**RECORDS FOR THE EXERCISE**:
☆ ☆ ☆ ☆ ☆
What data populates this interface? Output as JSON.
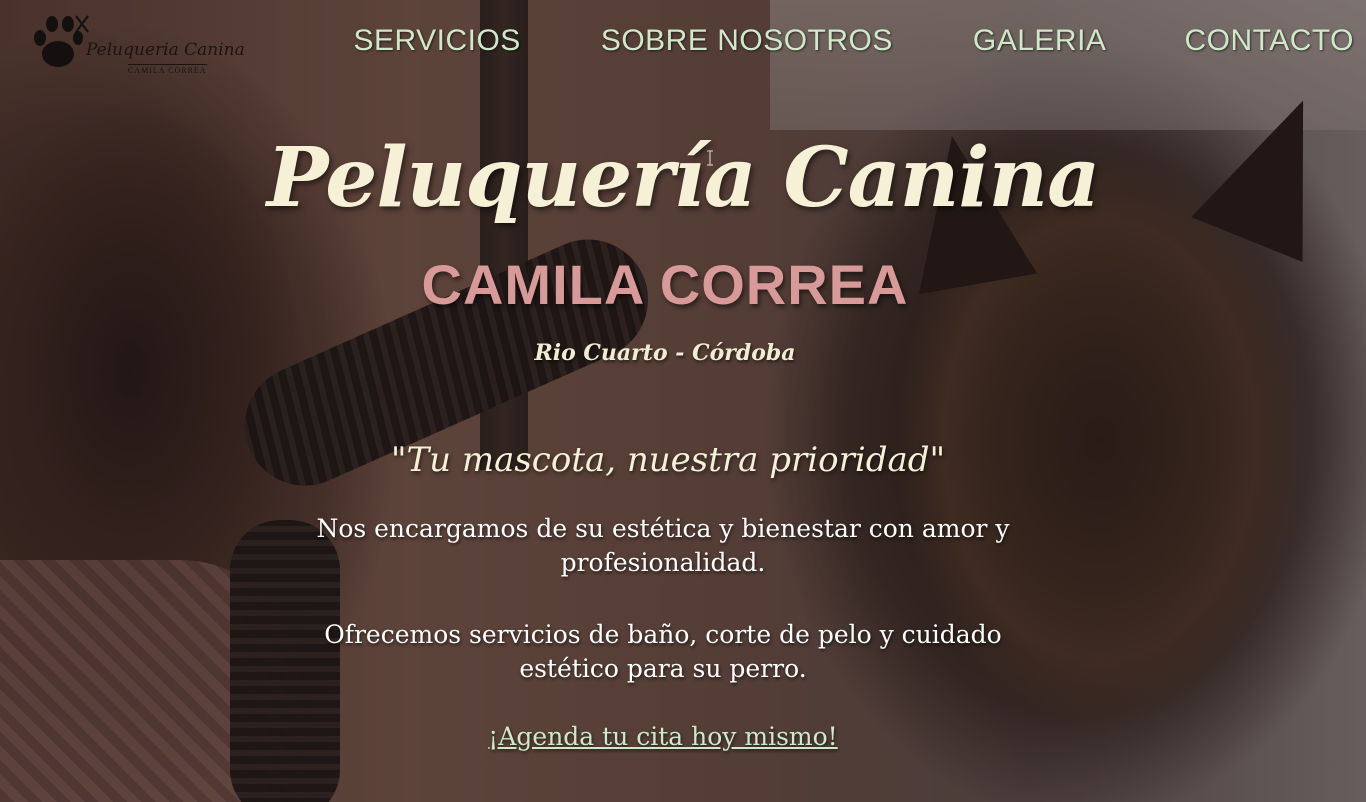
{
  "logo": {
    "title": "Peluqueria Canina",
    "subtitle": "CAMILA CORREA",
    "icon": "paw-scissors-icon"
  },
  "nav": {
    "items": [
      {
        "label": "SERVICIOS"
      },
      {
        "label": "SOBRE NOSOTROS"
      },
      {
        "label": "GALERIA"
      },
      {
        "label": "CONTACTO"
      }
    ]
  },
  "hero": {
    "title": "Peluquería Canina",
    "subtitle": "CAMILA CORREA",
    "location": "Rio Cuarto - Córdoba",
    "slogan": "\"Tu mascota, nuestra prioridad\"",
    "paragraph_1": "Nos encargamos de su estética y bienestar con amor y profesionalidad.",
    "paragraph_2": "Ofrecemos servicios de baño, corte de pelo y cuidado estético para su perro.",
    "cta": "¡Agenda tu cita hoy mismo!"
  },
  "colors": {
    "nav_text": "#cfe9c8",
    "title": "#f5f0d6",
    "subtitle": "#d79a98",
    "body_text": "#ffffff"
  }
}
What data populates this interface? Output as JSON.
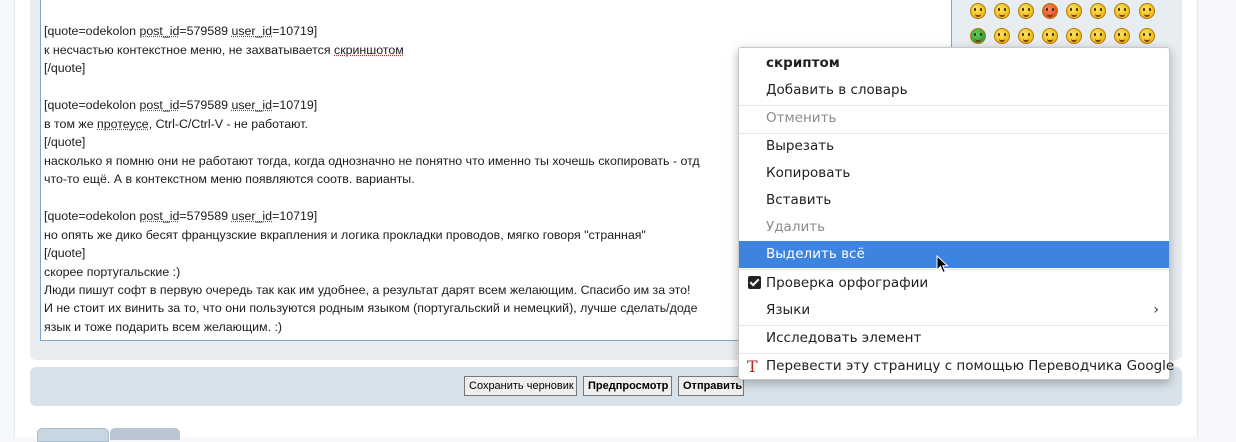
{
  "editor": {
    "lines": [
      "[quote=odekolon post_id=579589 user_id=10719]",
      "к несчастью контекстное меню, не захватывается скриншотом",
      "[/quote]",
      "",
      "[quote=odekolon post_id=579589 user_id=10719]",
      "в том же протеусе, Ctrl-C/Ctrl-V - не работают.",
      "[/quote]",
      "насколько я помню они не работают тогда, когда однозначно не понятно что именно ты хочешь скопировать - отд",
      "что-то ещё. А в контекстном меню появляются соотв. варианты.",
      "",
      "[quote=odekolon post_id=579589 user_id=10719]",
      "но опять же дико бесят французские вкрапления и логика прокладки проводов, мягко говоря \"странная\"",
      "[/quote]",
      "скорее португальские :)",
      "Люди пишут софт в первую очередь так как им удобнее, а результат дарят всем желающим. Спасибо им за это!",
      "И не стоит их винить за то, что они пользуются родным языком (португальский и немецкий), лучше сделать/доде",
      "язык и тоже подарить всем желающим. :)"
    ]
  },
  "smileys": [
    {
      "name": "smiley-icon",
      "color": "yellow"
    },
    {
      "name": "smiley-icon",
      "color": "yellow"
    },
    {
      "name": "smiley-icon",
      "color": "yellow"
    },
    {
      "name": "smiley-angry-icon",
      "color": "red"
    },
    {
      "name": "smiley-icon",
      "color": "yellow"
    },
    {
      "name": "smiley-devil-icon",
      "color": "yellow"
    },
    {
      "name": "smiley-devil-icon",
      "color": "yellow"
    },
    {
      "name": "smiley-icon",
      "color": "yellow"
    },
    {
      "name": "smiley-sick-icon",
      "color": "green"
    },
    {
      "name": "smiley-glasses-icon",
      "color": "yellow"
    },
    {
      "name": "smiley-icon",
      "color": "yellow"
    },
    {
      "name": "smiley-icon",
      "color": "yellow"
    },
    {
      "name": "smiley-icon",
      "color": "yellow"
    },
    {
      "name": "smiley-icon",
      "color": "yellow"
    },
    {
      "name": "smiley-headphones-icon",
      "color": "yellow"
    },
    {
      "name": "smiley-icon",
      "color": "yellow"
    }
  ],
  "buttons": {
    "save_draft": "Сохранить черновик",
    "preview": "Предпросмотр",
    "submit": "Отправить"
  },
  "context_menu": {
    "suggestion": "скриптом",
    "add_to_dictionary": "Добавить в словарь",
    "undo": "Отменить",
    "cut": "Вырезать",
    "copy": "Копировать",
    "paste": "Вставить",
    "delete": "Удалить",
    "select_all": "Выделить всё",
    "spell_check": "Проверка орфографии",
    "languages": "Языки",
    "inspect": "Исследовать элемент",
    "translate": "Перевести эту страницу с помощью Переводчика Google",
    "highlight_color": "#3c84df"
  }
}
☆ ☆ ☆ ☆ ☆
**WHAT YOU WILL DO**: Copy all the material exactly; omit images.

**ANSWER TO THIS PROBLEM**:
What data populates this interface? Output as JSON.
{
  "logo": {
    "title": "Peluqueria Canina",
    "subtitle": "CAMILA CORREA",
    "icon": "paw-scissors-icon"
  },
  "nav": {
    "items": [
      {
        "label": "SERVICIOS"
      },
      {
        "label": "SOBRE NOSOTROS"
      },
      {
        "label": "GALERIA"
      },
      {
        "label": "CONTACTO"
      }
    ]
  },
  "hero": {
    "title": "Peluquería Canina",
    "subtitle": "CAMILA CORREA",
    "location": "Rio Cuarto - Córdoba",
    "slogan": "\"Tu mascota, nuestra prioridad\"",
    "paragraph_1": "Nos encargamos de su estética y bienestar con amor y profesionalidad.",
    "paragraph_2": "Ofrecemos servicios de baño, corte de pelo y cuidado estético para su perro.",
    "cta": "¡Agenda tu cita hoy mismo!"
  },
  "colors": {
    "nav_text": "#cfe9c8",
    "title": "#f5f0d6",
    "subtitle": "#d79a98",
    "body_text": "#ffffff"
  }
}
What data populates this interface? Output as JSON.
{
  "editor": {
    "lines": [
      "[quote=odekolon post_id=579589 user_id=10719]",
      "к несчастью контекстное меню, не захватывается скриншотом",
      "[/quote]",
      "",
      "[quote=odekolon post_id=579589 user_id=10719]",
      "в том же протеусе, Ctrl-C/Ctrl-V - не работают.",
      "[/quote]",
      "насколько я помню они не работают тогда, когда однозначно не понятно что именно ты хочешь скопировать - отд",
      "что-то ещё. А в контекстном меню появляются соотв. варианты.",
      "",
      "[quote=odekolon post_id=579589 user_id=10719]",
      "но опять же дико бесят французские вкрапления и логика прокладки проводов, мягко говоря \"странная\"",
      "[/quote]",
      "скорее португальские :)",
      "Люди пишут софт в первую очередь так как им удобнее, а результат дарят всем желающим. Спасибо им за это!",
      "И не стоит их винить за то, что они пользуются родным языком (португальский и немецкий), лучше сделать/доде",
      "язык и тоже подарить всем желающим. :)"
    ]
  },
  "smileys": [
    {
      "name": "smiley-icon",
      "color": "yellow"
    },
    {
      "name": "smiley-icon",
      "color": "yellow"
    },
    {
      "name": "smiley-icon",
      "color": "yellow"
    },
    {
      "name": "smiley-angry-icon",
      "color": "red"
    },
    {
      "name": "smiley-icon",
      "color": "yellow"
    },
    {
      "name": "smiley-devil-icon",
      "color": "yellow"
    },
    {
      "name": "smiley-devil-icon",
      "color": "yellow"
    },
    {
      "name": "smiley-icon",
      "color": "yellow"
    },
    {
      "name": "smiley-sick-icon",
      "color": "green"
    },
    {
      "name": "smiley-glasses-icon",
      "color": "yellow"
    },
    {
      "name": "smiley-icon",
      "color": "yellow"
    },
    {
      "name": "smiley-icon",
      "color": "yellow"
    },
    {
      "name": "smiley-icon",
      "color": "yellow"
    },
    {
      "name": "smiley-icon",
      "color": "yellow"
    },
    {
      "name": "smiley-headphones-icon",
      "color": "yellow"
    },
    {
      "name": "smiley-icon",
      "color": "yellow"
    }
  ],
  "buttons": {
    "save_draft": "Сохранить черновик",
    "preview": "Предпросмотр",
    "submit": "Отправить"
  },
  "context_menu": {
    "suggestion": "скриптом",
    "add_to_dictionary": "Добавить в словарь",
    "undo": "Отменить",
    "cut": "Вырезать",
    "copy": "Копировать",
    "paste": "Вставить",
    "delete": "Удалить",
    "select_all": "Выделить всё",
    "spell_check": "Проверка орфографии",
    "languages": "Языки",
    "inspect": "Исследовать элемент",
    "translate": "Перевести эту страницу с помощью Переводчика Google",
    "highlight_color": "#3c84df"
  }
}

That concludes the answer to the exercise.